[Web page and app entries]
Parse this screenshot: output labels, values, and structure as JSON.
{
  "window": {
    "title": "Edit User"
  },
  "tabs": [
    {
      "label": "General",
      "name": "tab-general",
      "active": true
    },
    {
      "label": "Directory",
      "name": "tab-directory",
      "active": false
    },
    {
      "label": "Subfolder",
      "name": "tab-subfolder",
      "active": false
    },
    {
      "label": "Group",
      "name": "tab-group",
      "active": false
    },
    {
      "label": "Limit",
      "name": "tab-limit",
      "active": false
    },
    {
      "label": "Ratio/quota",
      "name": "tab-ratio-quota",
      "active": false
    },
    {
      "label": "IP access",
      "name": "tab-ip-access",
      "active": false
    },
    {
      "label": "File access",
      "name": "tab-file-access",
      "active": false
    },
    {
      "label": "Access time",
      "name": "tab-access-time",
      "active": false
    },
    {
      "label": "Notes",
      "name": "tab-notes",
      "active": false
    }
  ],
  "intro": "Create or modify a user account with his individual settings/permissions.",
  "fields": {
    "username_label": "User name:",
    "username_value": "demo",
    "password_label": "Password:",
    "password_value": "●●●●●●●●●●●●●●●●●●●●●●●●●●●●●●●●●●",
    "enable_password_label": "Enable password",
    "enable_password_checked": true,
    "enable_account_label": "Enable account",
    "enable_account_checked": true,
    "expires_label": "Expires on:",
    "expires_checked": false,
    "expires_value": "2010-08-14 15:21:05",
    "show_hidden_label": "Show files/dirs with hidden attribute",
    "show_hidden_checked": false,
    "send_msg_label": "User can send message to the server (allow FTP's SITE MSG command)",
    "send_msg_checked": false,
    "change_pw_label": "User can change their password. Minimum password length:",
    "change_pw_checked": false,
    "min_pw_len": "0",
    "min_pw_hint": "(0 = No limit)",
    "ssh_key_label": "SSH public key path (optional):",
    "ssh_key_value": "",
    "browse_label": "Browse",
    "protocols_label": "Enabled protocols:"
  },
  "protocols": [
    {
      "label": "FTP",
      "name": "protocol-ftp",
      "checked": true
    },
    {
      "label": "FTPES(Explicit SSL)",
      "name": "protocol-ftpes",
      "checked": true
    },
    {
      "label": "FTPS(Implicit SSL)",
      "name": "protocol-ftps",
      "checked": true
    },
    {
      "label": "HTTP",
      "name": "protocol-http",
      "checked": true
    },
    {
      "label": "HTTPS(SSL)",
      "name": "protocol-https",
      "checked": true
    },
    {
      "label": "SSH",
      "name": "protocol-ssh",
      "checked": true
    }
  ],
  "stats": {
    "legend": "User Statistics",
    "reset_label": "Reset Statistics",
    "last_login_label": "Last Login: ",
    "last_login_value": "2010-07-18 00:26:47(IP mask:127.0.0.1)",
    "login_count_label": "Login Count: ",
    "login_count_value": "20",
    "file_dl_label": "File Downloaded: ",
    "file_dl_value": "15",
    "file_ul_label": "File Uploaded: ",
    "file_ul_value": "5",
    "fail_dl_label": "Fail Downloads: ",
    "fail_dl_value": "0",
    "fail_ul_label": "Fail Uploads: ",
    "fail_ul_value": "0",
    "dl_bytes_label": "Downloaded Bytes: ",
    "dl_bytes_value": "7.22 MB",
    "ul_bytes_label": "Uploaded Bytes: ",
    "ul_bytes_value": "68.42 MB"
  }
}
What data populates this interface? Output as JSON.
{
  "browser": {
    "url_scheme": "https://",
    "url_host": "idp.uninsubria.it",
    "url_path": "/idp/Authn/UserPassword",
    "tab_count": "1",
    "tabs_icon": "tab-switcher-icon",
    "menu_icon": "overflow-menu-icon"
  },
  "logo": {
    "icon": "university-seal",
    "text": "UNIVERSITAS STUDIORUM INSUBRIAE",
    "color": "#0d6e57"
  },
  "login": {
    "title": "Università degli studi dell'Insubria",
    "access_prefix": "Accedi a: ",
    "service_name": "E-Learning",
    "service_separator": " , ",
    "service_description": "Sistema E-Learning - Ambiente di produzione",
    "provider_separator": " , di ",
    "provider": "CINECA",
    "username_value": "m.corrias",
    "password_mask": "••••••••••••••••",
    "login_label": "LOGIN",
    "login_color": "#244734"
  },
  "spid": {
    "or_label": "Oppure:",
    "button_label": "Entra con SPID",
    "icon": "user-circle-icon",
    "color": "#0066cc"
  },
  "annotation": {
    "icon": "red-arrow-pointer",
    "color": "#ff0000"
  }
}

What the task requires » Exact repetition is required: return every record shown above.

Expected answer »
Parse this screenshot: output labels, values, and structure as JSON.
{
  "window": {
    "title": "Edit User"
  },
  "tabs": [
    {
      "label": "General",
      "name": "tab-general",
      "active": true
    },
    {
      "label": "Directory",
      "name": "tab-directory",
      "active": false
    },
    {
      "label": "Subfolder",
      "name": "tab-subfolder",
      "active": false
    },
    {
      "label": "Group",
      "name": "tab-group",
      "active": false
    },
    {
      "label": "Limit",
      "name": "tab-limit",
      "active": false
    },
    {
      "label": "Ratio/quota",
      "name": "tab-ratio-quota",
      "active": false
    },
    {
      "label": "IP access",
      "name": "tab-ip-access",
      "active": false
    },
    {
      "label": "File access",
      "name": "tab-file-access",
      "active": false
    },
    {
      "label": "Access time",
      "name": "tab-access-time",
      "active": false
    },
    {
      "label": "Notes",
      "name": "tab-notes",
      "active": false
    }
  ],
  "intro": "Create or modify a user account with his individual settings/permissions.",
  "fields": {
    "username_label": "User name:",
    "username_value": "demo",
    "password_label": "Password:",
    "password_value": "●●●●●●●●●●●●●●●●●●●●●●●●●●●●●●●●●●",
    "enable_password_label": "Enable password",
    "enable_password_checked": true,
    "enable_account_label": "Enable account",
    "enable_account_checked": true,
    "expires_label": "Expires on:",
    "expires_checked": false,
    "expires_value": "2010-08-14 15:21:05",
    "show_hidden_label": "Show files/dirs with hidden attribute",
    "show_hidden_checked": false,
    "send_msg_label": "User can send message to the server (allow FTP's SITE MSG command)",
    "send_msg_checked": false,
    "change_pw_label": "User can change their password. Minimum password length:",
    "change_pw_checked": false,
    "min_pw_len": "0",
    "min_pw_hint": "(0 = No limit)",
    "ssh_key_label": "SSH public key path (optional):",
    "ssh_key_value": "",
    "browse_label": "Browse",
    "protocols_label": "Enabled protocols:"
  },
  "protocols": [
    {
      "label": "FTP",
      "name": "protocol-ftp",
      "checked": true
    },
    {
      "label": "FTPES(Explicit SSL)",
      "name": "protocol-ftpes",
      "checked": true
    },
    {
      "label": "FTPS(Implicit SSL)",
      "name": "protocol-ftps",
      "checked": true
    },
    {
      "label": "HTTP",
      "name": "protocol-http",
      "checked": true
    },
    {
      "label": "HTTPS(SSL)",
      "name": "protocol-https",
      "checked": true
    },
    {
      "label": "SSH",
      "name": "protocol-ssh",
      "checked": true
    }
  ],
  "stats": {
    "legend": "User Statistics",
    "reset_label": "Reset Statistics",
    "last_login_label": "Last Login: ",
    "last_login_value": "2010-07-18 00:26:47(IP mask:127.0.0.1)",
    "login_count_label": "Login Count: ",
    "login_count_value": "20",
    "file_dl_label": "File Downloaded: ",
    "file_dl_value": "15",
    "file_ul_label": "File Uploaded: ",
    "file_ul_value": "5",
    "fail_dl_label": "Fail Downloads: ",
    "fail_dl_value": "0",
    "fail_ul_label": "Fail Uploads: ",
    "fail_ul_value": "0",
    "dl_bytes_label": "Downloaded Bytes: ",
    "dl_bytes_value": "7.22 MB",
    "ul_bytes_label": "Uploaded Bytes: ",
    "ul_bytes_value": "68.42 MB"
  }
}
What data populates this interface? Output as JSON.
{
  "browser": {
    "url_scheme": "https://",
    "url_host": "idp.uninsubria.it",
    "url_path": "/idp/Authn/UserPassword",
    "tab_count": "1",
    "tabs_icon": "tab-switcher-icon",
    "menu_icon": "overflow-menu-icon"
  },
  "logo": {
    "icon": "university-seal",
    "text": "UNIVERSITAS STUDIORUM INSUBRIAE",
    "color": "#0d6e57"
  },
  "login": {
    "title": "Università degli studi dell'Insubria",
    "access_prefix": "Accedi a: ",
    "service_name": "E-Learning",
    "service_separator": " , ",
    "service_description": "Sistema E-Learning - Ambiente di produzione",
    "provider_separator": " , di ",
    "provider": "CINECA",
    "username_value": "m.corrias",
    "password_mask": "••••••••••••••••",
    "login_label": "LOGIN",
    "login_color": "#244734"
  },
  "spid": {
    "or_label": "Oppure:",
    "button_label": "Entra con SPID",
    "icon": "user-circle-icon",
    "color": "#0066cc"
  },
  "annotation": {
    "icon": "red-arrow-pointer",
    "color": "#ff0000"
  }
}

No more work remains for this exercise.